- Brief: Reproduce this listing in full.

**** Study material ****

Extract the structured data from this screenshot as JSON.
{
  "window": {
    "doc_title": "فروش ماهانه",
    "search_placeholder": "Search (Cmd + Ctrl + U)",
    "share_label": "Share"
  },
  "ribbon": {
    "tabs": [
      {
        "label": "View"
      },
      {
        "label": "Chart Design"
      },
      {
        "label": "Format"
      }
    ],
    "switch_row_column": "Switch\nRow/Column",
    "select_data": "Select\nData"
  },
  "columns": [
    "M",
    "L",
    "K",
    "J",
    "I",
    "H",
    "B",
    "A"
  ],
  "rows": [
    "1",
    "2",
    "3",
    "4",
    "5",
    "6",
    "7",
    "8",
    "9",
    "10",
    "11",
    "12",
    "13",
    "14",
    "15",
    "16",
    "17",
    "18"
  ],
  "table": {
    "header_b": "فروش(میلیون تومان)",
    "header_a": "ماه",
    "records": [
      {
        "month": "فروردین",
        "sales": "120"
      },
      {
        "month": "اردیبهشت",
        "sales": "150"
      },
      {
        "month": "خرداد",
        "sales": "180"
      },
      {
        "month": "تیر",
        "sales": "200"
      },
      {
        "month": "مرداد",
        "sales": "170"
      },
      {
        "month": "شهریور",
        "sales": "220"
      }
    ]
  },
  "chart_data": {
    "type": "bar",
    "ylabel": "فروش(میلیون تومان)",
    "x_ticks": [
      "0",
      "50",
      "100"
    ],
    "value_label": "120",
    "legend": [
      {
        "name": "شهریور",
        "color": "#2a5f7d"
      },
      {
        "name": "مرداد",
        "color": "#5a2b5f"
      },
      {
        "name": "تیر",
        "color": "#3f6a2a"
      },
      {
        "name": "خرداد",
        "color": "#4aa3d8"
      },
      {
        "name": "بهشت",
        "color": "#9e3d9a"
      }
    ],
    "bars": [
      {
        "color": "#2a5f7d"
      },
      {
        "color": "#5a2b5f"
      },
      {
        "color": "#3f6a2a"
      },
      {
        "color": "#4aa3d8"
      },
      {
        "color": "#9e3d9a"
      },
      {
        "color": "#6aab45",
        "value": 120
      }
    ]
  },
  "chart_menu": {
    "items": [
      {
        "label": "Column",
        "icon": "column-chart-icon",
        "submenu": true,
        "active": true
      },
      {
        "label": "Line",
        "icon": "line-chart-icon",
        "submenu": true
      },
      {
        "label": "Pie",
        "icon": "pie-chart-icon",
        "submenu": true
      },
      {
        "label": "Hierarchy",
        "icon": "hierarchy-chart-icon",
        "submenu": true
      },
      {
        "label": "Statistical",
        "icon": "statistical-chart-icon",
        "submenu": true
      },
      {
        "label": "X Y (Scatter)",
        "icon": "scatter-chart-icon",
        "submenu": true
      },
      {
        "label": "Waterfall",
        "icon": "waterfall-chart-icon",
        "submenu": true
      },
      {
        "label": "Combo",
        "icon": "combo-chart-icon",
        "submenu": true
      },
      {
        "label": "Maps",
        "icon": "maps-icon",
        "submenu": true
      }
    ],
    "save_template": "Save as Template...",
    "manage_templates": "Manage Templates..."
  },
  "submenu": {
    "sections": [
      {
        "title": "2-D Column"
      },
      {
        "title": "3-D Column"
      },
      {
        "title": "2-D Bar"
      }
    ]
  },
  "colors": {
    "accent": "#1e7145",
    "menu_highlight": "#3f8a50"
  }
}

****

- Result of this exercise:
Extract the structured data from this screenshot as JSON.
{
  "window": {
    "doc_title": "فروش ماهانه",
    "search_placeholder": "Search (Cmd + Ctrl + U)",
    "share_label": "Share"
  },
  "ribbon": {
    "tabs": [
      {
        "label": "View"
      },
      {
        "label": "Chart Design"
      },
      {
        "label": "Format"
      }
    ],
    "switch_row_column": "Switch\nRow/Column",
    "select_data": "Select\nData"
  },
  "columns": [
    "M",
    "L",
    "K",
    "J",
    "I",
    "H",
    "B",
    "A"
  ],
  "rows": [
    "1",
    "2",
    "3",
    "4",
    "5",
    "6",
    "7",
    "8",
    "9",
    "10",
    "11",
    "12",
    "13",
    "14",
    "15",
    "16",
    "17",
    "18"
  ],
  "table": {
    "header_b": "فروش(میلیون تومان)",
    "header_a": "ماه",
    "records": [
      {
        "month": "فروردین",
        "sales": "120"
      },
      {
        "month": "اردیبهشت",
        "sales": "150"
      },
      {
        "month": "خرداد",
        "sales": "180"
      },
      {
        "month": "تیر",
        "sales": "200"
      },
      {
        "month": "مرداد",
        "sales": "170"
      },
      {
        "month": "شهریور",
        "sales": "220"
      }
    ]
  },
  "chart_data": {
    "type": "bar",
    "ylabel": "فروش(میلیون تومان)",
    "x_ticks": [
      "0",
      "50",
      "100"
    ],
    "value_label": "120",
    "legend": [
      {
        "name": "شهریور",
        "color": "#2a5f7d"
      },
      {
        "name": "مرداد",
        "color": "#5a2b5f"
      },
      {
        "name": "تیر",
        "color": "#3f6a2a"
      },
      {
        "name": "خرداد",
        "color": "#4aa3d8"
      },
      {
        "name": "بهشت",
        "color": "#9e3d9a"
      }
    ],
    "bars": [
      {
        "color": "#2a5f7d"
      },
      {
        "color": "#5a2b5f"
      },
      {
        "color": "#3f6a2a"
      },
      {
        "color": "#4aa3d8"
      },
      {
        "color": "#9e3d9a"
      },
      {
        "color": "#6aab45",
        "value": 120
      }
    ]
  },
  "chart_menu": {
    "items": [
      {
        "label": "Column",
        "icon": "column-chart-icon",
        "submenu": true,
        "active": true
      },
      {
        "label": "Line",
        "icon": "line-chart-icon",
        "submenu": true
      },
      {
        "label": "Pie",
        "icon": "pie-chart-icon",
        "submenu": true
      },
      {
        "label": "Hierarchy",
        "icon": "hierarchy-chart-icon",
        "submenu": true
      },
      {
        "label": "Statistical",
        "icon": "statistical-chart-icon",
        "submenu": true
      },
      {
        "label": "X Y (Scatter)",
        "icon": "scatter-chart-icon",
        "submenu": true
      },
      {
        "label": "Waterfall",
        "icon": "waterfall-chart-icon",
        "submenu": true
      },
      {
        "label": "Combo",
        "icon": "combo-chart-icon",
        "submenu": true
      },
      {
        "label": "Maps",
        "icon": "maps-icon",
        "submenu": true
      }
    ],
    "save_template": "Save as Template...",
    "manage_templates": "Manage Templates..."
  },
  "submenu": {
    "sections": [
      {
        "title": "2-D Column"
      },
      {
        "title": "3-D Column"
      },
      {
        "title": "2-D Bar"
      }
    ]
  },
  "colors": {
    "accent": "#1e7145",
    "menu_highlight": "#3f8a50"
  }
}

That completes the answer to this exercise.